If family medicine practices shut down or even scale back significantly, the consequences would be devastating. Not only would it lead to increased deaths from chronic diseases but also increased costs and a further widening of existent healthcare disparities, which are largely due to barriers that family medicine practitioners are particularly well-equipped to breach. At a time when pivotal redesign is possible, family medicine and primary care cannot be an afterthought.
Global payments for primary care
Immediate and urgent funding is needed to support primary care, but we also need to rethink how that funding operates. Fee-for-service delivery models discourage innovative and effective primary care functions that don’t appear on the fee schedule. In our country’s urgency to respond to the virus, the fee-for-service delivery model was no longer the primary driver. We saw incredible demonstrations of the innovation that’s possible, and family medicine and primary care providers were easily able to respond to the needs of the community in the new paradigm.
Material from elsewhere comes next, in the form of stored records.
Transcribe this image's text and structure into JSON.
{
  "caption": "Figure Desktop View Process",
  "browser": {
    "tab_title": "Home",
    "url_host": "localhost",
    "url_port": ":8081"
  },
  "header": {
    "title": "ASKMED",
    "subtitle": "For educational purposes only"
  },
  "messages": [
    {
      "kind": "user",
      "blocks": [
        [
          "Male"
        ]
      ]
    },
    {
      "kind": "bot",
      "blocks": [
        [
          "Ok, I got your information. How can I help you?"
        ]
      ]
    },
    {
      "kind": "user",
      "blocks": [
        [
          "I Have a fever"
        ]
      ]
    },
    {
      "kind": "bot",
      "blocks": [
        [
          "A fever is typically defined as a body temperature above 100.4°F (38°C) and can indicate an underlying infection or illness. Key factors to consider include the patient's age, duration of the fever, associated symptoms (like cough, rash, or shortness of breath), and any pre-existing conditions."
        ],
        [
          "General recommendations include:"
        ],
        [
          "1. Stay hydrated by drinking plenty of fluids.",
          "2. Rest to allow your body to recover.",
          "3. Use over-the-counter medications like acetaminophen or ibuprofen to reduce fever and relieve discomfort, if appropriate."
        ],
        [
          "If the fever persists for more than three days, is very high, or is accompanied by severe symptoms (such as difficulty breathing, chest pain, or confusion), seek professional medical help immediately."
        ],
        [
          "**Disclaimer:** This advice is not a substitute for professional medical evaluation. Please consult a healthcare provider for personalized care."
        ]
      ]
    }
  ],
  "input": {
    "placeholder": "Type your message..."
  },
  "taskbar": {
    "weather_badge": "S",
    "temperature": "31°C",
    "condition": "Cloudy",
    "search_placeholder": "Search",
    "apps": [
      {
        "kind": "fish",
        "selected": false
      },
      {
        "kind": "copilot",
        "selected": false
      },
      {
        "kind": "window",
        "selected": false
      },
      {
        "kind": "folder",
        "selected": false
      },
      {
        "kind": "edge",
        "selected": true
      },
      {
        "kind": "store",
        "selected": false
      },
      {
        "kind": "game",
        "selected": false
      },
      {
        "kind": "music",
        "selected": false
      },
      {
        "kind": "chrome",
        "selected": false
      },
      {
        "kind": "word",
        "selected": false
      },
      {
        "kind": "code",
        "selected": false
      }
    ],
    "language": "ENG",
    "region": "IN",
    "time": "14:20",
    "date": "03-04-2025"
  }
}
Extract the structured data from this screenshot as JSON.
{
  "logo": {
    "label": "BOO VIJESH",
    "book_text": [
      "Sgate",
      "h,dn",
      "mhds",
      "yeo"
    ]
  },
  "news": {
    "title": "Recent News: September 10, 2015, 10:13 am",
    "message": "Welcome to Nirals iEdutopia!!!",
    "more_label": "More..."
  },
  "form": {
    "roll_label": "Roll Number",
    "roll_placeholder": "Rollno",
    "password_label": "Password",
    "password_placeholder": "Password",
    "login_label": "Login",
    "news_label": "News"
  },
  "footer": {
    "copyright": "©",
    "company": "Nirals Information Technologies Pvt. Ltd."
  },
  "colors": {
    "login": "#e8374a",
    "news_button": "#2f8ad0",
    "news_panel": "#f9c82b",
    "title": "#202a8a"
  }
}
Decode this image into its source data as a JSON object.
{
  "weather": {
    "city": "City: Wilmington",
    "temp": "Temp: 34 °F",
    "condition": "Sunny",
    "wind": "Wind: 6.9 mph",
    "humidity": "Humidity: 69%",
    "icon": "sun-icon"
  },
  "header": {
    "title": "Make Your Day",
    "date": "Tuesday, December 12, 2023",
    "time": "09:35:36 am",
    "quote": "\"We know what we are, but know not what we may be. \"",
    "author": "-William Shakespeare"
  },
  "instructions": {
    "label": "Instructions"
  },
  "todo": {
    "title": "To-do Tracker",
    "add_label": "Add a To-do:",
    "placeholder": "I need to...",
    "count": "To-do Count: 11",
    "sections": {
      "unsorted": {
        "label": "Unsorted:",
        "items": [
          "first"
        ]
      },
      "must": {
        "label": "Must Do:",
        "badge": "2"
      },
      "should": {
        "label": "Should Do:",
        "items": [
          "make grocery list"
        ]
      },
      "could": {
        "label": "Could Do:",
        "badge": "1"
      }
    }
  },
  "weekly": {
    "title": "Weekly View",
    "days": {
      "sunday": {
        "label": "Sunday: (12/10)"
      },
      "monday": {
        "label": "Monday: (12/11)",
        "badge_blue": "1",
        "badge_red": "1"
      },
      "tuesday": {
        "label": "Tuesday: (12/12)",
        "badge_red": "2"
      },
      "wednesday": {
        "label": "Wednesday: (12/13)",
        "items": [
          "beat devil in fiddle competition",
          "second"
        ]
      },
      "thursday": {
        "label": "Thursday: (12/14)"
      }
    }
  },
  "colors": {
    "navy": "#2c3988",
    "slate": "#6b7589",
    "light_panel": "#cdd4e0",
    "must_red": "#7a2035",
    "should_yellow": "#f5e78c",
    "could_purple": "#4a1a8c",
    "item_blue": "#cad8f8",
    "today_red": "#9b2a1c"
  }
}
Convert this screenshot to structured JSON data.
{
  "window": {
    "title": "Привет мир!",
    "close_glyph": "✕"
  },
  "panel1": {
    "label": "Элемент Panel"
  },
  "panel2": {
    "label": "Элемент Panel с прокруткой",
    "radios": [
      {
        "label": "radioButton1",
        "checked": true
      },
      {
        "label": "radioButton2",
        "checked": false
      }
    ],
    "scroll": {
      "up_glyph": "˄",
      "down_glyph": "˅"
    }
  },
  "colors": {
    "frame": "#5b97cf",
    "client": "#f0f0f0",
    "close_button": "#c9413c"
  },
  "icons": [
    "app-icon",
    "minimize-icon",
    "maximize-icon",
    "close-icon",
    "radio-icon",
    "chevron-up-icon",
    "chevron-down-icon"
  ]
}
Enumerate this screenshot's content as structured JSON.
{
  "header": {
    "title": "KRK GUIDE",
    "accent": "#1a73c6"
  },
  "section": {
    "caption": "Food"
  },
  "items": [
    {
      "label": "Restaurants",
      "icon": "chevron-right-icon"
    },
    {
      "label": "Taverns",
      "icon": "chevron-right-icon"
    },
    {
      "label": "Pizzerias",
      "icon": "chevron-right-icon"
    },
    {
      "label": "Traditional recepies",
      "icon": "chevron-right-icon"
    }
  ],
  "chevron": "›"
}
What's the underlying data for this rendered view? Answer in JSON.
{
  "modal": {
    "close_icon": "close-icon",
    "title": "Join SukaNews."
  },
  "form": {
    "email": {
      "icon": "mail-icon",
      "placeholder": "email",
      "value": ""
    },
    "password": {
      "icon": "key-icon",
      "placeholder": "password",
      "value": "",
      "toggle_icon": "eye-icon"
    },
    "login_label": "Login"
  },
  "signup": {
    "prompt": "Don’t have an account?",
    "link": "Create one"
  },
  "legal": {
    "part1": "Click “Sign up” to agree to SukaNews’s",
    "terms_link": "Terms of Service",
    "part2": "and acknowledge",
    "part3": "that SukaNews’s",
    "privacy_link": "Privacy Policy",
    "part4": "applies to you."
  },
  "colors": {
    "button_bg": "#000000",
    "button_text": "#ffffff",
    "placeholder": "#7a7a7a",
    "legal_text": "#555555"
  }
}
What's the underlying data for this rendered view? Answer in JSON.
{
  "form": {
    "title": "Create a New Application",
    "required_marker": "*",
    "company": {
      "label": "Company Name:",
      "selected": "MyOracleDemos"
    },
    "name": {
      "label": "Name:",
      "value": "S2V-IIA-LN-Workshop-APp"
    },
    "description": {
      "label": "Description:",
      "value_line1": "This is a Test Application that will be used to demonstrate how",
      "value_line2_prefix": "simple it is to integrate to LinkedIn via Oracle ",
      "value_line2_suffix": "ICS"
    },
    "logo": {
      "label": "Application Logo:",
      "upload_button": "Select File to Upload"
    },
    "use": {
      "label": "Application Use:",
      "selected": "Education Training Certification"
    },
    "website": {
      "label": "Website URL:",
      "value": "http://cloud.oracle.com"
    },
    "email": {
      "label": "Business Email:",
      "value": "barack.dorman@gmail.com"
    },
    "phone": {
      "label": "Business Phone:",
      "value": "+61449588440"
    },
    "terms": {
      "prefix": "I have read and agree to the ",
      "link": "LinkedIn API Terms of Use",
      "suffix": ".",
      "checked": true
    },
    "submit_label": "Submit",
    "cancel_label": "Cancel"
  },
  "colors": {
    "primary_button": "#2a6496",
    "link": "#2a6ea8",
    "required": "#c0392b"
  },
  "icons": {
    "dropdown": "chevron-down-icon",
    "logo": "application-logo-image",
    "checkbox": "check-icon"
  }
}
As we build the bridge to a post-COVID future, we must consider moving towards a global payment for primary care, whereby a prospective, risk-adjusted amount for primary care services supplants the current fee schedule. And as we work towards improved payment and delivery models, family medicine can be counted on to continue to respond and deliver care in order to support the health of our patients and communities.